Assignment:
Could you repeat all of the entries exactly, leaving out any pictures?

=== Begin Enclosure ===

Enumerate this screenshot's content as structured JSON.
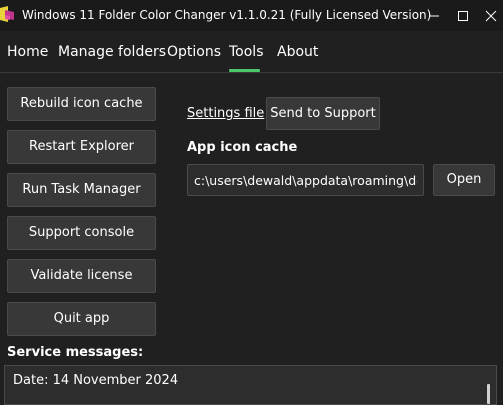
{
  "window": {
    "title": "Windows 11 Folder Color Changer v1.1.0.21 (Fully Licensed Version)"
  },
  "icons": {
    "app": "folder-color-app-icon",
    "minimize": "minimize-icon",
    "maximize": "maximize-icon",
    "close": "close-icon"
  },
  "menu": {
    "items": [
      {
        "label": "Home"
      },
      {
        "label": "Manage folders"
      },
      {
        "label": "Options"
      },
      {
        "label": "Tools",
        "active": true
      },
      {
        "label": "About"
      }
    ]
  },
  "tools": {
    "buttons": [
      {
        "label": "Rebuild icon cache"
      },
      {
        "label": "Restart Explorer"
      },
      {
        "label": "Run Task Manager"
      },
      {
        "label": "Support console"
      },
      {
        "label": "Validate license"
      },
      {
        "label": "Quit app"
      }
    ],
    "settings_file_link": "Settings file",
    "send_to_support": "Send to Support",
    "app_icon_cache_label": "App icon cache",
    "app_icon_cache_path": "c:\\users\\dewald\\appdata\\roaming\\del",
    "open_button": "Open"
  },
  "service": {
    "label": "Service messages:",
    "messages": [
      "Date: 14 November 2024"
    ]
  },
  "colors": {
    "accent": "#4cc76b",
    "background": "#202020",
    "button": "#383838"
  }
}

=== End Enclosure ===

Written solution:
Enumerate this screenshot's content as structured JSON.
{
  "window": {
    "title": "Windows 11 Folder Color Changer v1.1.0.21 (Fully Licensed Version)"
  },
  "icons": {
    "app": "folder-color-app-icon",
    "minimize": "minimize-icon",
    "maximize": "maximize-icon",
    "close": "close-icon"
  },
  "menu": {
    "items": [
      {
        "label": "Home"
      },
      {
        "label": "Manage folders"
      },
      {
        "label": "Options"
      },
      {
        "label": "Tools",
        "active": true
      },
      {
        "label": "About"
      }
    ]
  },
  "tools": {
    "buttons": [
      {
        "label": "Rebuild icon cache"
      },
      {
        "label": "Restart Explorer"
      },
      {
        "label": "Run Task Manager"
      },
      {
        "label": "Support console"
      },
      {
        "label": "Validate license"
      },
      {
        "label": "Quit app"
      }
    ],
    "settings_file_link": "Settings file",
    "send_to_support": "Send to Support",
    "app_icon_cache_label": "App icon cache",
    "app_icon_cache_path": "c:\\users\\dewald\\appdata\\roaming\\del",
    "open_button": "Open"
  },
  "service": {
    "label": "Service messages:",
    "messages": [
      "Date: 14 November 2024"
    ]
  },
  "colors": {
    "accent": "#4cc76b",
    "background": "#202020",
    "button": "#383838"
  }
}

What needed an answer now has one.